What happens if the government shuts down
A view of the U.S. Capitol Building in Washington, D.C. and a red stoplight.
Bob Moon: Just two words tell the story of the hour: No progress. We're only hours away from a government shutdown, which will have serious consequences for financial operations throughout the country.
Our D.C. bureau chief John Dimsdale is here. Hey John.
John Dimsdale: Hey Bob.
Moon: First off -- this being Marketplace -- I'm wondering what's going to happen to the financial cops on the beat when the government closes up shop?
Dimsdale: Well there are two different types of regulators; those that are funded through user fees paid by businesses don't have to rely on the federal budget. So that means business as usual at bank regulators, like the Federal Reserve or the Federal Deposit Insurance Corporation. But the Securities and Exchange Commission is another story. They oversee stocks and bonds and those employees will be furloughed. Now all the routine filings and reports that companies are required to submit to the SEC will continue; that's all done electronically these days. But nothing is going to be done with those filings.

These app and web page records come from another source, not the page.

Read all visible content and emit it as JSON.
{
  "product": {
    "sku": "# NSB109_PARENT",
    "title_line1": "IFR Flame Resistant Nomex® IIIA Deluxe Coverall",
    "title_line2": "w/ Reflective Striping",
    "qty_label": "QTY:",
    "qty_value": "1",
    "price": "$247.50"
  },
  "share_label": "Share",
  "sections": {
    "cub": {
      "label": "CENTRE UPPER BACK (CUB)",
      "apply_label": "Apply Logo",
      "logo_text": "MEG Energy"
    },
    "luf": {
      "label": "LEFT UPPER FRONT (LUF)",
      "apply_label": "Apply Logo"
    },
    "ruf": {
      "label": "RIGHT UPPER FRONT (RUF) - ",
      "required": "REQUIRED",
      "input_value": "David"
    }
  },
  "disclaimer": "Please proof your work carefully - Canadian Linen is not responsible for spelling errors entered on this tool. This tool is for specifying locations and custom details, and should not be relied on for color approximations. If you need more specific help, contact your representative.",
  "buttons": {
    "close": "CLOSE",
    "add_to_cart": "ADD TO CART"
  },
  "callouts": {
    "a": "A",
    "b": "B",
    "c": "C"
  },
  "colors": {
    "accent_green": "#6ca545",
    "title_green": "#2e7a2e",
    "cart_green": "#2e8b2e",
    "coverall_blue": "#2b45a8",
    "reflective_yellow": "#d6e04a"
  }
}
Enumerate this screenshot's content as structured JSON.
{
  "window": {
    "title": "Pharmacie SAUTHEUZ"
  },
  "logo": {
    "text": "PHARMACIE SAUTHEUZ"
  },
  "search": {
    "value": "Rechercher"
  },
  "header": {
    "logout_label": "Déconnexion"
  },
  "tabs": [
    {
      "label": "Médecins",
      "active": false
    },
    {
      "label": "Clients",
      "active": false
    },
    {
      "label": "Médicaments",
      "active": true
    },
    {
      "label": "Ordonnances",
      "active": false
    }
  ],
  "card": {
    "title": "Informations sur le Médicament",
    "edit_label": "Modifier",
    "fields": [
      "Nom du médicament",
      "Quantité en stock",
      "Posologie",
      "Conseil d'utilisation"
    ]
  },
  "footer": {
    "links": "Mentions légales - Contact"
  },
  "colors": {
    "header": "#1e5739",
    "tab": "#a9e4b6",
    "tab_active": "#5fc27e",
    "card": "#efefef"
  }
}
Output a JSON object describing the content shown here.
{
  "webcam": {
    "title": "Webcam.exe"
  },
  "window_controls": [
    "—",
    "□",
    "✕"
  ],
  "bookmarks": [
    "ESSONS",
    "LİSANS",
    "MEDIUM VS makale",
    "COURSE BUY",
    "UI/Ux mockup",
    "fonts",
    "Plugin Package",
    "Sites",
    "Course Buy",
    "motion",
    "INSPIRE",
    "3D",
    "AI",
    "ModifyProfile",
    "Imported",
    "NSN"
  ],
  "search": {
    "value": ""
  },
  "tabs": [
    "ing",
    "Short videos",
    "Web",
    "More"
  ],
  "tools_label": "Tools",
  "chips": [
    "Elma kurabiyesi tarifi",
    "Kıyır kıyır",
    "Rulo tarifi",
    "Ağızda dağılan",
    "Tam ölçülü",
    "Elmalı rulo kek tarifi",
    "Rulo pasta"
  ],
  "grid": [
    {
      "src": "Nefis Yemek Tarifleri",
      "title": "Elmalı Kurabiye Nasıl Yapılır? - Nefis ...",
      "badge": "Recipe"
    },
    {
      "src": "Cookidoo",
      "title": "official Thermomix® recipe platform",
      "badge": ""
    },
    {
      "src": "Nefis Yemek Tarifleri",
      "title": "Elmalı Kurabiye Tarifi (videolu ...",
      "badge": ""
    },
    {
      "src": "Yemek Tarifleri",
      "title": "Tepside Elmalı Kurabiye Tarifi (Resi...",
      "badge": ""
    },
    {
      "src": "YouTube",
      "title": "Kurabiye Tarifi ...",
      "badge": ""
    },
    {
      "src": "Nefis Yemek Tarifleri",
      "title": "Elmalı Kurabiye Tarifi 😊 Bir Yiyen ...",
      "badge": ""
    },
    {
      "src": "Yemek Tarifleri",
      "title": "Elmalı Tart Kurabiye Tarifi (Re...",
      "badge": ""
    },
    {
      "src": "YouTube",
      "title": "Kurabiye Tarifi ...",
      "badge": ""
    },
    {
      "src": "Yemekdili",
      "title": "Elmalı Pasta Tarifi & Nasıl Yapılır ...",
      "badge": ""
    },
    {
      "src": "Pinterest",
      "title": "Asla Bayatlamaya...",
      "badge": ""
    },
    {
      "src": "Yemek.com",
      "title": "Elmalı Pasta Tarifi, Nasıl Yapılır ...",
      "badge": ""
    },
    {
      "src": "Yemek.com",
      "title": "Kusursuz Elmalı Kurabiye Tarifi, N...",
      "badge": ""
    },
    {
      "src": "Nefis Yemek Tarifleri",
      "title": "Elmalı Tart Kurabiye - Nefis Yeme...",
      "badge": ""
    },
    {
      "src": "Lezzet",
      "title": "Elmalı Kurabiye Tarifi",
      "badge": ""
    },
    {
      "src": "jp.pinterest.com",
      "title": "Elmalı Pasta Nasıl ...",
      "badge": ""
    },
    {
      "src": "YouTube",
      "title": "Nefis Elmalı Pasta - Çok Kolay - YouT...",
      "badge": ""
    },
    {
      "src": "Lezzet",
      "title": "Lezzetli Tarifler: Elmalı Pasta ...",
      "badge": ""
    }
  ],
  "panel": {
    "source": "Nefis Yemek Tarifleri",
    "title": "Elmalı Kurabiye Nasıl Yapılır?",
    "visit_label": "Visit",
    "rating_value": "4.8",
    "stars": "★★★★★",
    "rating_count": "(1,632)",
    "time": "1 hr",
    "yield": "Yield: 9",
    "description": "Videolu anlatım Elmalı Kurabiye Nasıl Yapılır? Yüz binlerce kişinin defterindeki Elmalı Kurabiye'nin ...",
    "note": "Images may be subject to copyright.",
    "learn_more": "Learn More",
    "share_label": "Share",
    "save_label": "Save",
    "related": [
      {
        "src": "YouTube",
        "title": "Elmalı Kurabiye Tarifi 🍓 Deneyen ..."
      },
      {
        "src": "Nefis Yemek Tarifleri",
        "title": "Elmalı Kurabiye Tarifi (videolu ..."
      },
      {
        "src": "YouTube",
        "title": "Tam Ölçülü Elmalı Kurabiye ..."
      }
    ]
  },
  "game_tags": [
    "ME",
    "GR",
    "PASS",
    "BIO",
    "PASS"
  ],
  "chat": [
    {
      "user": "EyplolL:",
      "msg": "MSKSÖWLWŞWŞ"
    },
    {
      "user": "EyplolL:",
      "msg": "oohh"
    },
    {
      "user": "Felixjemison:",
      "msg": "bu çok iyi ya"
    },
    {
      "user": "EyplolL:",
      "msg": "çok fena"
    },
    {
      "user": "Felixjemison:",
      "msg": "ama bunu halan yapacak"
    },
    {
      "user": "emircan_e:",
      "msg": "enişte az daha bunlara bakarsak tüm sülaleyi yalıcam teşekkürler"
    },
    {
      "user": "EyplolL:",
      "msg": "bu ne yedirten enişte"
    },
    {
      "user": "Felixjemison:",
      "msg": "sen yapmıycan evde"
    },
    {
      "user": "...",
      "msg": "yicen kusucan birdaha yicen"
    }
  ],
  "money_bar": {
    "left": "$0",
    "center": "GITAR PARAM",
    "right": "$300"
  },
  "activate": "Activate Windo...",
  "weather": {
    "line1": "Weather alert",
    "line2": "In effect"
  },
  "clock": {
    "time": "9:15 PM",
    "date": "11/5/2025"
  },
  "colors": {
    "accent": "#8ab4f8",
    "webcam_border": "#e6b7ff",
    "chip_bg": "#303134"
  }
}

I talked today to a former SEC staffer who was there during the last shutdown back in 1996. Jim Moloney is now a partner at Gibson, Dunn & Crutcher in Los Angeles, and he says the backlog will quickly become a problem.
Jim Moloney: That computer system is just full of filings which have not been assigned to examiners to reviewers. So there is a little bit of a digging out, if you will, from sort of a snowstorm of paper that has come in while the government employees have been home.
Dimsdale: So that means companies that want to issue new stocks and bonds, or maybe put a question to shareholders at an upcoming annual meeting are going to have to wait for regulatory approval.
Moon: John, what about SEC investigations into wrongdoing, are they going to keep tabs on the bad guys?
Dimsdale: Investigations that are at some vital stage -- say, for example, the bad guys just about to get away with the money -- those are going to continue. SEC lawyers will meet their court dates. But you know, all the time that there are companies trying to pump up their stock prices with false earning statements or bogus announcements. And Moloney says without the SEC around, there's potential for a lot more fraud.
Moloney: As an investor, you just want to be more on guard, sort of if you're walking in a neighborhood and the police are not there, you'll probably be more cautious as to looking at who's behind you and who's on the other side of the street.
Moon: How else are companies going to miss the government, John?
Dimsdale: If you're a airplane maker and looking for government approval of some new design, the federal aviation officials aren't going to be answering their phones. And if you rely on government statistics -- those reports like trade figures or weekly unemployment claims or the inflation numbers -- you're going to be out of luck.
Moon: Gee, John, this sounds pretty bad. Is there any good news out there at all?
Dimsdale: Well, I'm looking forward to a quick and easy commute on Monday.
Moon: Our D.C. bureau chief John Dimsdale, thanks.
Dimsdale: Thanks, Bob.